Johnson said she couldn't comment on the number of properties rebuilt, repaired or cash settled, as she didn't have the figures with her. Rather she described IAG's progress by saying it's settled 78% of claims.
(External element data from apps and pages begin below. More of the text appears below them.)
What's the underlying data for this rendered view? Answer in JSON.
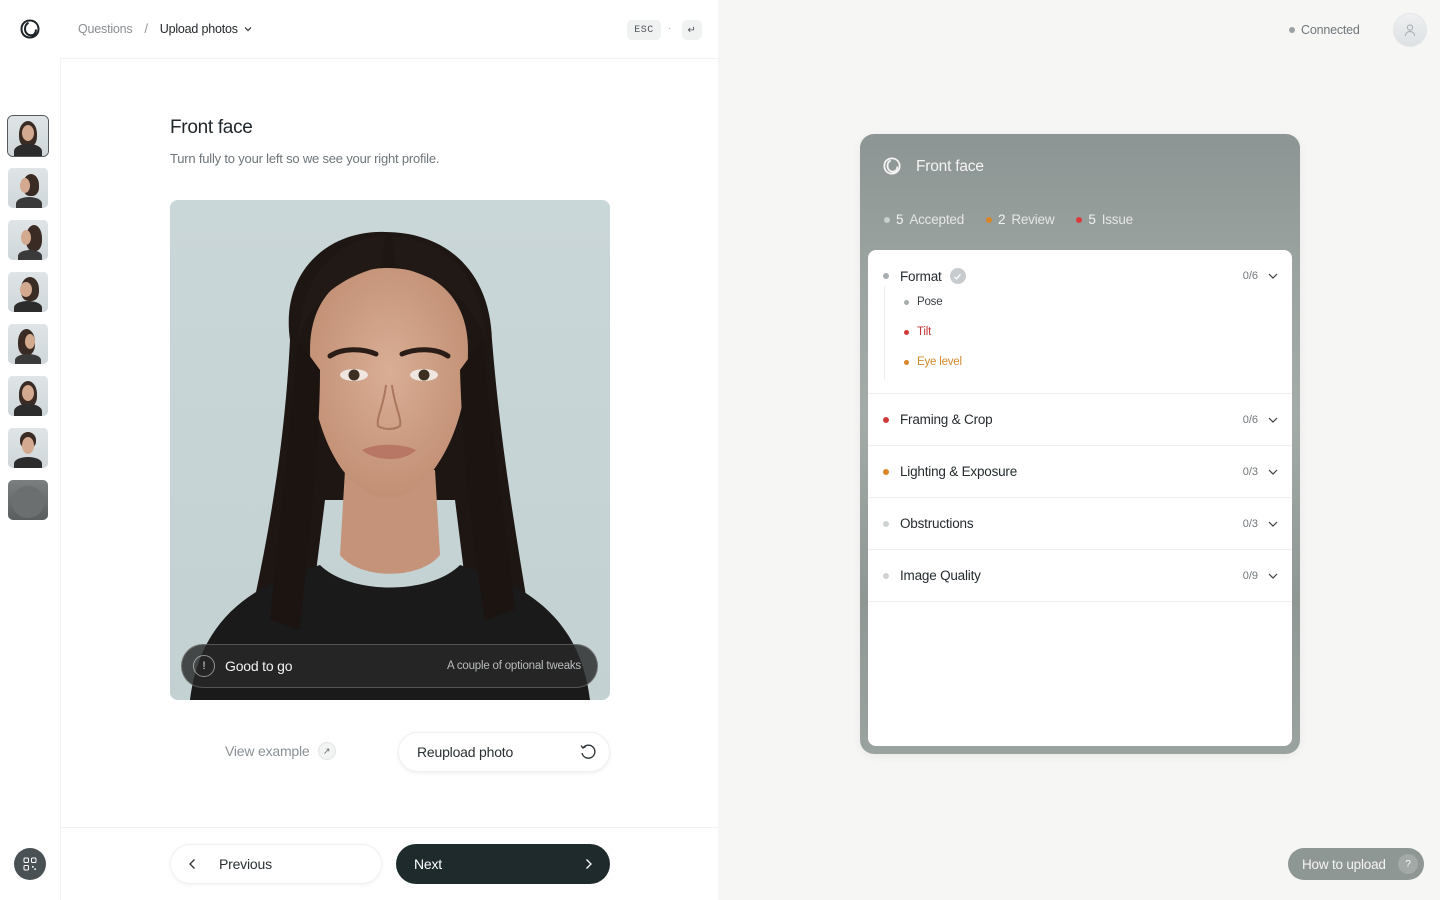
{
  "header": {
    "breadcrumb_root": "Questions",
    "breadcrumb_sep": "/",
    "breadcrumb_current": "Upload photos",
    "kbd_esc": "ESC",
    "kbd_dot": "·",
    "kbd_enter": "↵",
    "connection_status": "Connected"
  },
  "sidebar": {
    "thumbnails": [
      "front-face",
      "right-profile",
      "right-side",
      "three-quarter-left",
      "left-side",
      "smile",
      "chin-up",
      "top-of-head"
    ]
  },
  "main": {
    "title": "Front face",
    "subtitle": "Turn fully to your left so we see your right profile.",
    "status_icon": "!",
    "status_label": "Good to go",
    "status_hint": "A couple of optional tweaks",
    "view_example": "View example",
    "view_example_icon": "↗",
    "reupload": "Reupload photo"
  },
  "footer": {
    "previous": "Previous",
    "next": "Next"
  },
  "card": {
    "title": "Front face",
    "counts": [
      {
        "num": "5",
        "label": "Accepted",
        "color": "#c9cfcf"
      },
      {
        "num": "2",
        "label": "Review",
        "color": "#d9862a"
      },
      {
        "num": "5",
        "label": "Issue",
        "color": "#d93a3a"
      }
    ],
    "sections": [
      {
        "label": "Format",
        "count": "0/6",
        "color": "#a7acae",
        "expanded": true
      },
      {
        "label": "Framing & Crop",
        "count": "0/6",
        "color": "#d23b3b"
      },
      {
        "label": "Lighting & Exposure",
        "count": "0/3",
        "color": "#d9862a"
      },
      {
        "label": "Obstructions",
        "count": "0/3",
        "color": "#cfd3d4"
      },
      {
        "label": "Image Quality",
        "count": "0/9",
        "color": "#cfd3d4"
      }
    ],
    "format_items": [
      {
        "label": "Pose",
        "color": "#a7acae",
        "text_color": "#3a4043"
      },
      {
        "label": "Tilt",
        "color": "#d23b3b",
        "text_color": "#c43434"
      },
      {
        "label": "Eye level",
        "color": "#d9862a",
        "text_color": "#d0892f"
      }
    ]
  },
  "help": {
    "label": "How to upload",
    "icon": "?"
  }
}
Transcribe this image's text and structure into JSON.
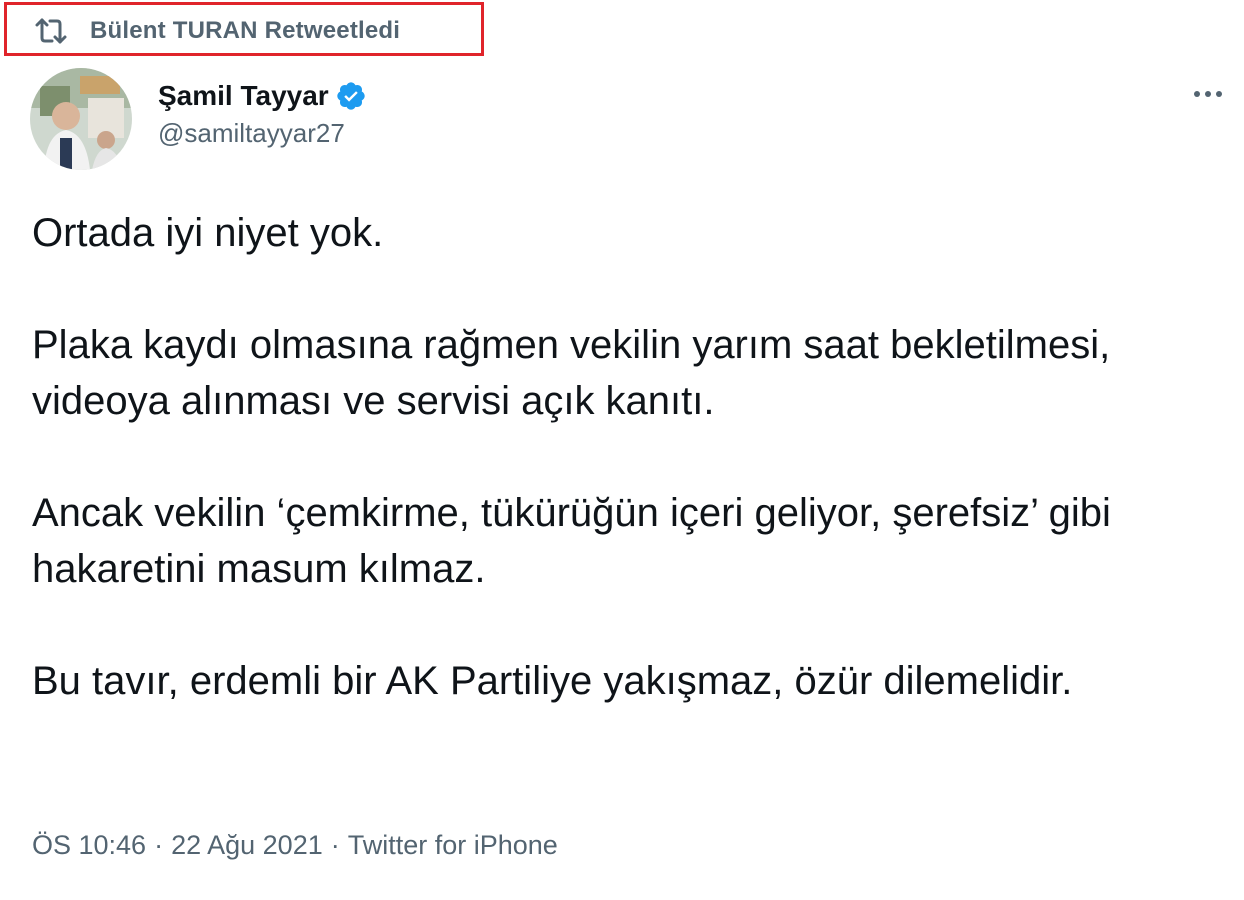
{
  "retweet": {
    "text": "Bülent TURAN Retweetledi",
    "icon": "retweet-icon",
    "highlight_color": "#e0242a"
  },
  "author": {
    "name": "Şamil Tayyar",
    "handle": "@samiltayyar27",
    "verified": true,
    "verified_color": "#1d9bf0"
  },
  "tweet": {
    "paragraphs": [
      "Ortada iyi niyet yok.",
      "Plaka kaydı olmasına rağmen vekilin yarım saat bekletilmesi, videoya alınması ve servisi açık kanıtı.",
      "Ancak vekilin ‘çemkirme, tükürüğün içeri geliyor, şerefsiz’ gibi hakaretini masum kılmaz.",
      "Bu tavır, erdemli bir AK Partiliye yakışmaz, özür dilemelidir."
    ]
  },
  "meta": {
    "time": "ÖS 10:46",
    "date": "22 Ağu 2021",
    "separator": "·",
    "source": "Twitter for iPhone"
  },
  "colors": {
    "text_primary": "#0f1419",
    "text_secondary": "#536471"
  }
}
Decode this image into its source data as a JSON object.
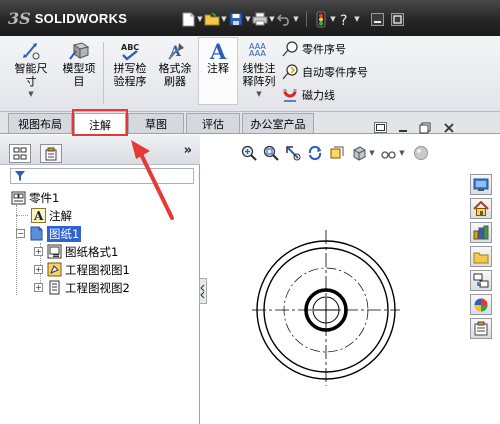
{
  "app": {
    "logo_mark": "3S",
    "logo_text": "SOLIDWORKS"
  },
  "quick_access": {
    "icons": [
      "new-document-icon",
      "open-folder-icon",
      "save-icon",
      "print-icon",
      "undo-icon",
      "rebuild-traffic-light-icon",
      "help-icon",
      "minimize-icon",
      "restore-icon"
    ]
  },
  "ribbon": {
    "buttons": [
      {
        "label": "智能尺\n寸",
        "icon": "smart-dimension-icon"
      },
      {
        "label": "模型项\n目",
        "icon": "model-items-icon"
      },
      {
        "label": "拼写检\n验程序",
        "icon": "spell-checker-icon"
      },
      {
        "label": "格式涂\n刷器",
        "icon": "format-painter-icon"
      },
      {
        "label": "注释",
        "icon": "note-icon"
      },
      {
        "label": "线性注\n释阵列",
        "icon": "linear-note-pattern-icon"
      }
    ],
    "small_items": [
      {
        "label": "零件序号",
        "icon": "balloon-icon"
      },
      {
        "label": "自动零件序号",
        "icon": "auto-balloon-icon"
      },
      {
        "label": "磁力线",
        "icon": "magnetic-line-icon"
      }
    ]
  },
  "tabs": [
    {
      "label": "视图布局"
    },
    {
      "label": "注解"
    },
    {
      "label": "草图"
    },
    {
      "label": "评估"
    },
    {
      "label": "办公室产品"
    }
  ],
  "active_tab": "注解",
  "feature_tree": {
    "more": "»",
    "items": [
      {
        "label": "零件1",
        "icon": "drawing-document-icon"
      },
      {
        "label": "注解",
        "icon": "annotations-icon"
      },
      {
        "label": "图纸1",
        "icon": "sheet-icon"
      },
      {
        "label": "图纸格式1",
        "icon": "sheet-format-icon"
      },
      {
        "label": "工程图视图1",
        "icon": "drawing-view-icon"
      },
      {
        "label": "工程图视图2",
        "icon": "drawing-view-icon"
      }
    ],
    "selected": "图纸1"
  },
  "colors": {
    "highlight_red": "#e53935",
    "selection_blue": "#2f63d2"
  }
}
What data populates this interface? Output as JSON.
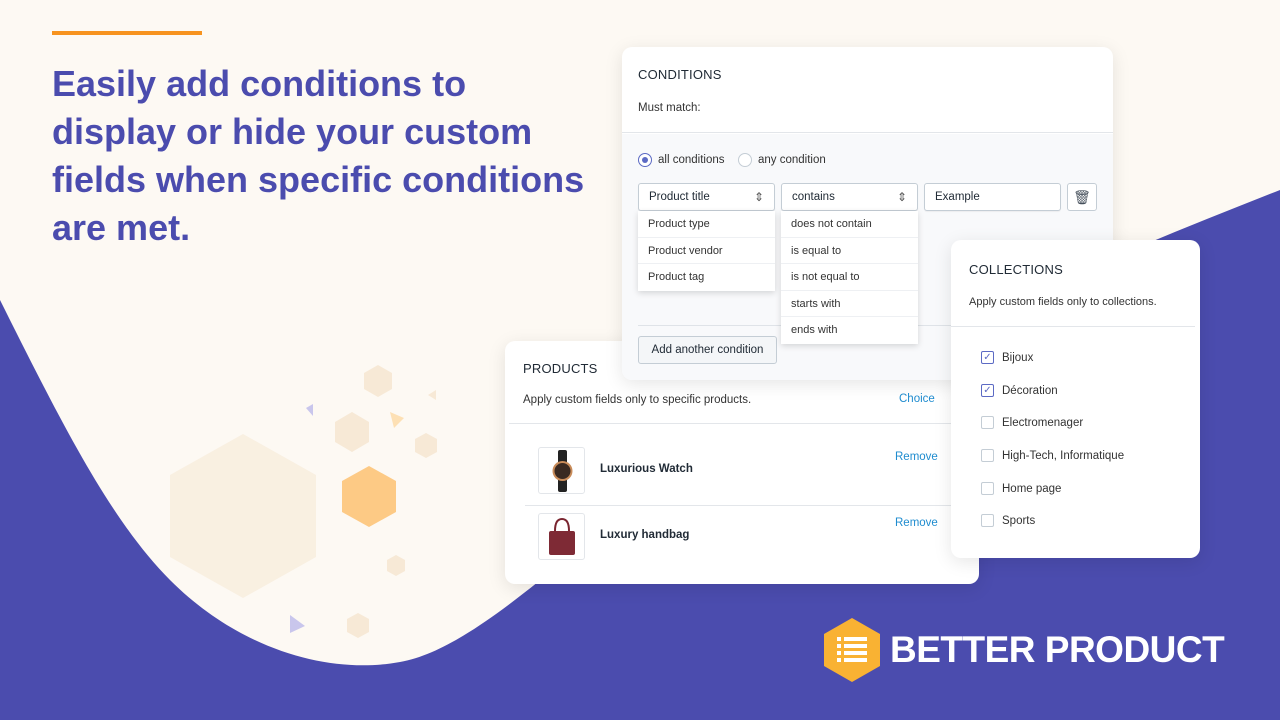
{
  "headline": "Easily add conditions to display or hide your custom fields when specific conditions are met.",
  "colors": {
    "accent": "#f7931e",
    "purple": "#4b4cae",
    "cream": "#fdf9f3",
    "link": "#1f8ccf",
    "hexagon": "#f9b233"
  },
  "conditions": {
    "title": "CONDITIONS",
    "must_match": "Must match:",
    "radios": [
      {
        "label": "all conditions",
        "selected": true
      },
      {
        "label": "any condition",
        "selected": false
      }
    ],
    "field_select": "Product title",
    "operator_select": "contains",
    "value": "Example",
    "field_options": [
      "Product type",
      "Product vendor",
      "Product tag"
    ],
    "operator_options": [
      "does not contain",
      "is equal to",
      "is not equal to",
      "starts with",
      "ends with"
    ],
    "add_button": "Add another condition",
    "delete_icon": "trash-icon"
  },
  "products": {
    "title": "PRODUCTS",
    "subtitle": "Apply custom fields only to specific products.",
    "choice": "Choice",
    "items": [
      {
        "name": "Luxurious Watch",
        "remove": "Remove"
      },
      {
        "name": "Luxury handbag",
        "remove": "Remove"
      }
    ]
  },
  "collections": {
    "title": "COLLECTIONS",
    "subtitle": "Apply custom fields only to collections.",
    "items": [
      {
        "label": "Bijoux",
        "checked": true
      },
      {
        "label": "Décoration",
        "checked": true
      },
      {
        "label": "Electromenager",
        "checked": false
      },
      {
        "label": "High-Tech, Informatique",
        "checked": false
      },
      {
        "label": "Home page",
        "checked": false
      },
      {
        "label": "Sports",
        "checked": false
      }
    ]
  },
  "brand": {
    "name": "BETTER PRODUCT",
    "icon": "list-hexagon-icon"
  }
}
This takes into consideration the fact one property may have a number of claims, including contents insurance claims.
So how long would you be prepared to wait in your damaged home?
For insurers to suggest the remaining 40% of claims will be settled by the middle of next year is aspirational at best.
Southern Response settled a net 6 claims in the month of July 2015, with their “progress” lurching from 61.57% to 62.03%.
2. Insurers are out of reinsurance cash
At the end of 2011 IAG’s internal actuary estimated the cost of the devastating 22 February 2011 earthquake at approx. $1.9bln.
Further losses will fall on IAG and its shareholders, not its reinsurers.
Southern Response, the company that took over the collapsed AMI Insurance, valued its loss estimate at $1.8bln when it was bailed out in April 2012.
It has increased by a billion dollars since then, with the Government (taxpayer) promising more if needed.
The accepted reason for AMI’s collapse was its lack of reinsurance.
Tower and all other general insurers have experienced similar eye watering increases in claim costs from Canterbury over the last few years.
Known in the industry as “loss creep” the extent of future “creep” will very much depend on the resilience of the remaining carpers and moaners.
3. There is nothing homeowners can do
While insurers have thrown every spare body they can in front of the train, from Council consenting delays, EQC assessment problems, land complexity or customer “indecision”, the reality is they are slowing down.
Perhaps the most frustrating thing for homeowners is that there is nothing they can do about this.
New Zealand has zero external regulation for the settlement of a claim within a contract of insurance.
There is plenty of regulation related to the acquisition or disposal of a contract of insurance, but when the time comes to claim a loss within that contract – it is a self-regulated Wild West.
No doubt insurers prefer it that way, but the hands off approach is becoming tiresome after five years and a breeding ground for the carper and moaner.
Litigation is not an option for many, given the high cost of justice for your average carper.
So moaning it is then.
But moaning not only for the lost assets that are our homes, but moaning for the lost time while the insurers slowly tighten the screws.
So please excuse those you may see or hear carping and moaning during the fifth anniversary.
There are a lot of us left you see – and still plenty to carp and moan about.
*Cameron Preston is a Christchurch accountant and homeowner who has longstanding unresolved quake insurance claims.